Segment Open

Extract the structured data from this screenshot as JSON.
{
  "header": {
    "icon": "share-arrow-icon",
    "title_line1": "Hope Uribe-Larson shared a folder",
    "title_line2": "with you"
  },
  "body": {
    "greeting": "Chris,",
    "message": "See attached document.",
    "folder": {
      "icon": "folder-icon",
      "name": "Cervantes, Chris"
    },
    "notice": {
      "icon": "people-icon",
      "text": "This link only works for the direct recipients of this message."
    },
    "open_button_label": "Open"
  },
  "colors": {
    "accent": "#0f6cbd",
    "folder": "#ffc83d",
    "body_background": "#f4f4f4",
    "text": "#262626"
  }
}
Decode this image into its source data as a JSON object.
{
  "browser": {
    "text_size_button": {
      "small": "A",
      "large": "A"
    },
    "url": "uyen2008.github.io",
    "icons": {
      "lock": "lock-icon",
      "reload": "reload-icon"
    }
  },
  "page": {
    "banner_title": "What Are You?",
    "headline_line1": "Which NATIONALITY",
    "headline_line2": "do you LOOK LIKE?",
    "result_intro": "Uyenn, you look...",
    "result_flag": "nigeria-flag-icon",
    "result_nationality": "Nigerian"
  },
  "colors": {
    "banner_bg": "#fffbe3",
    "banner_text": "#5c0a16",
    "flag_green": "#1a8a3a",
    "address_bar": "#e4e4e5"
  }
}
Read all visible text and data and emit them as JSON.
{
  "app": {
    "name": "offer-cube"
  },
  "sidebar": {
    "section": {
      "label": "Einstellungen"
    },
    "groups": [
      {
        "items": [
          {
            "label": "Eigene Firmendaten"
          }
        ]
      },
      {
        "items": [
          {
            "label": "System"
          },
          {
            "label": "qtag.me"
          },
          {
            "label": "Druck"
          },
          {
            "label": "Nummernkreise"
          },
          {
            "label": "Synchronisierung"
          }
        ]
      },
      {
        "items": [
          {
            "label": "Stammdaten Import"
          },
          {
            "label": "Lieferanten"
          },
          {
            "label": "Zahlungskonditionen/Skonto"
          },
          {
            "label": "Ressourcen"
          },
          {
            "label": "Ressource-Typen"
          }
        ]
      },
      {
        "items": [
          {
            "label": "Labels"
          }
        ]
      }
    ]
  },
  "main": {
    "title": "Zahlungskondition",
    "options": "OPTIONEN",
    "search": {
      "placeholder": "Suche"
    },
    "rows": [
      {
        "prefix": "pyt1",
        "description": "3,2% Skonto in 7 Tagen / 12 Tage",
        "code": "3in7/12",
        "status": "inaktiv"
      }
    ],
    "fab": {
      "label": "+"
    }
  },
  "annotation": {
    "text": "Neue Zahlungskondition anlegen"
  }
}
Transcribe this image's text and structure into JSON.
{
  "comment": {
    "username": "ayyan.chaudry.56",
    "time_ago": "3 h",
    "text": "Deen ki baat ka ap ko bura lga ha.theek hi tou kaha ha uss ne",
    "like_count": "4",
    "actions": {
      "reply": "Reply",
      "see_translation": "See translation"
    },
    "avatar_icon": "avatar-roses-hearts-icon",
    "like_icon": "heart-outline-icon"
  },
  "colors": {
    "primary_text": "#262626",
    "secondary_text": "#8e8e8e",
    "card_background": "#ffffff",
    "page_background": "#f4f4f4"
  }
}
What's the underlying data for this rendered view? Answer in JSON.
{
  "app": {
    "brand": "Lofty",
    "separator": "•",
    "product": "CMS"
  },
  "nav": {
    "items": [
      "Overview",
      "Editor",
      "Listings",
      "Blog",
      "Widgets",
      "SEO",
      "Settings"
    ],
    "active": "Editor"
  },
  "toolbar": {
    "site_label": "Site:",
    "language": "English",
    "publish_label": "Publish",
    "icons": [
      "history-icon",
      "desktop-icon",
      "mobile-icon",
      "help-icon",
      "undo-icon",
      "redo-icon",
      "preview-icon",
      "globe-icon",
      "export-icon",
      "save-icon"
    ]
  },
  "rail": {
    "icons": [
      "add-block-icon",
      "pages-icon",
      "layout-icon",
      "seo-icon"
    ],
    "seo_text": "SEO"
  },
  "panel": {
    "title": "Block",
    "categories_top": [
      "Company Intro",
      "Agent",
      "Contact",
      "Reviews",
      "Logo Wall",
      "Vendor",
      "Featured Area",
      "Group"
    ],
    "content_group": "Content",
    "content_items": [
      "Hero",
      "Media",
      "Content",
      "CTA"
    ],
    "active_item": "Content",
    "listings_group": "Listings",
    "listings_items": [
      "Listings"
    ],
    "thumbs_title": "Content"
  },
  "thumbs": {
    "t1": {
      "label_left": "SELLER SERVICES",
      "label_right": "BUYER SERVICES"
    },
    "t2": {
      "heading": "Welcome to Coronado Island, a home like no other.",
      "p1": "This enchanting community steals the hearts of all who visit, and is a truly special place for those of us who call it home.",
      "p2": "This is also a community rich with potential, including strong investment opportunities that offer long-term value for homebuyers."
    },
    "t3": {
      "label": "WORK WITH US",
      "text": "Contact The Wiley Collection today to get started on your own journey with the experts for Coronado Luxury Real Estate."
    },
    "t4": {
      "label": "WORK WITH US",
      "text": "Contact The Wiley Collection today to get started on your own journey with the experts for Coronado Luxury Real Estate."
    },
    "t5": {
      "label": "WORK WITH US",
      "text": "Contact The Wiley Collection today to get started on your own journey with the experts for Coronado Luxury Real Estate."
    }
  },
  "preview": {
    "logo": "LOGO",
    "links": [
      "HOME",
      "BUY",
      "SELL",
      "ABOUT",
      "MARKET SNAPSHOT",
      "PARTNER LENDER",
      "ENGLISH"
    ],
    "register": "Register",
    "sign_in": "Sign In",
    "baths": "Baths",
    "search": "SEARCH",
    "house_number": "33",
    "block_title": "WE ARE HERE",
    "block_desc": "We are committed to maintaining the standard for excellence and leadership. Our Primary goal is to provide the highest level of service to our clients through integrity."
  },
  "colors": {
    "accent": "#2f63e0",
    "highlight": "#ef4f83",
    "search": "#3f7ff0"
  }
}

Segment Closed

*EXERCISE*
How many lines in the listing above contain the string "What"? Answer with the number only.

*RESULT*
2